*** The records ***
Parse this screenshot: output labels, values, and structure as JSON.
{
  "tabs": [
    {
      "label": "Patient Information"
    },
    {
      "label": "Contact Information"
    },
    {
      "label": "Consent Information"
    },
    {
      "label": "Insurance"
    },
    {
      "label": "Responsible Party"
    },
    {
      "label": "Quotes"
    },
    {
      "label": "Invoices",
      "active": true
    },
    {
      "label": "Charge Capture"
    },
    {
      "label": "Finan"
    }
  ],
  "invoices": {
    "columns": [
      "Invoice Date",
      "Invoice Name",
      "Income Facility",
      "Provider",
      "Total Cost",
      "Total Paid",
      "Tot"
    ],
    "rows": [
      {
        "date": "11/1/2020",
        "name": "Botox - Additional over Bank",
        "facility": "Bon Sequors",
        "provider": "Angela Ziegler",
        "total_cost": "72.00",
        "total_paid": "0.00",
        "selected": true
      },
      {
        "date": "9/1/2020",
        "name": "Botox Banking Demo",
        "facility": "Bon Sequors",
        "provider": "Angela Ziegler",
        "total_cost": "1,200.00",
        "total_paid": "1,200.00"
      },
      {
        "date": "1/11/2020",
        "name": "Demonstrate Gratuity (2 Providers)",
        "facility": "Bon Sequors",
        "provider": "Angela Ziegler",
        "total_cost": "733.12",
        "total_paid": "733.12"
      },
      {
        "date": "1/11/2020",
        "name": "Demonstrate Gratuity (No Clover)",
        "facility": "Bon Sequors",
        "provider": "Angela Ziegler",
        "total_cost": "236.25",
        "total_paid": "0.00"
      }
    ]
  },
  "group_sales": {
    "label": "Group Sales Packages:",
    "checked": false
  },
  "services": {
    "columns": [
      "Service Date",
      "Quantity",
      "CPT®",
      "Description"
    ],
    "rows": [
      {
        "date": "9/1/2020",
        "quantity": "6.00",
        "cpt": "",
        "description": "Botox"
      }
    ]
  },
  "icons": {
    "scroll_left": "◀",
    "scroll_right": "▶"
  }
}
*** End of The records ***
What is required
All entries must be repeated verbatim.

Answer area
Parse this screenshot: output labels, values, and structure as JSON.
{
  "tabs": [
    {
      "label": "Patient Information"
    },
    {
      "label": "Contact Information"
    },
    {
      "label": "Consent Information"
    },
    {
      "label": "Insurance"
    },
    {
      "label": "Responsible Party"
    },
    {
      "label": "Quotes"
    },
    {
      "label": "Invoices",
      "active": true
    },
    {
      "label": "Charge Capture"
    },
    {
      "label": "Finan"
    }
  ],
  "invoices": {
    "columns": [
      "Invoice Date",
      "Invoice Name",
      "Income Facility",
      "Provider",
      "Total Cost",
      "Total Paid",
      "Tot"
    ],
    "rows": [
      {
        "date": "11/1/2020",
        "name": "Botox - Additional over Bank",
        "facility": "Bon Sequors",
        "provider": "Angela Ziegler",
        "total_cost": "72.00",
        "total_paid": "0.00",
        "selected": true
      },
      {
        "date": "9/1/2020",
        "name": "Botox Banking Demo",
        "facility": "Bon Sequors",
        "provider": "Angela Ziegler",
        "total_cost": "1,200.00",
        "total_paid": "1,200.00"
      },
      {
        "date": "1/11/2020",
        "name": "Demonstrate Gratuity (2 Providers)",
        "facility": "Bon Sequors",
        "provider": "Angela Ziegler",
        "total_cost": "733.12",
        "total_paid": "733.12"
      },
      {
        "date": "1/11/2020",
        "name": "Demonstrate Gratuity (No Clover)",
        "facility": "Bon Sequors",
        "provider": "Angela Ziegler",
        "total_cost": "236.25",
        "total_paid": "0.00"
      }
    ]
  },
  "group_sales": {
    "label": "Group Sales Packages:",
    "checked": false
  },
  "services": {
    "columns": [
      "Service Date",
      "Quantity",
      "CPT®",
      "Description"
    ],
    "rows": [
      {
        "date": "9/1/2020",
        "quantity": "6.00",
        "cpt": "",
        "description": "Botox"
      }
    ]
  },
  "icons": {
    "scroll_left": "◀",
    "scroll_right": "▶"
  }
}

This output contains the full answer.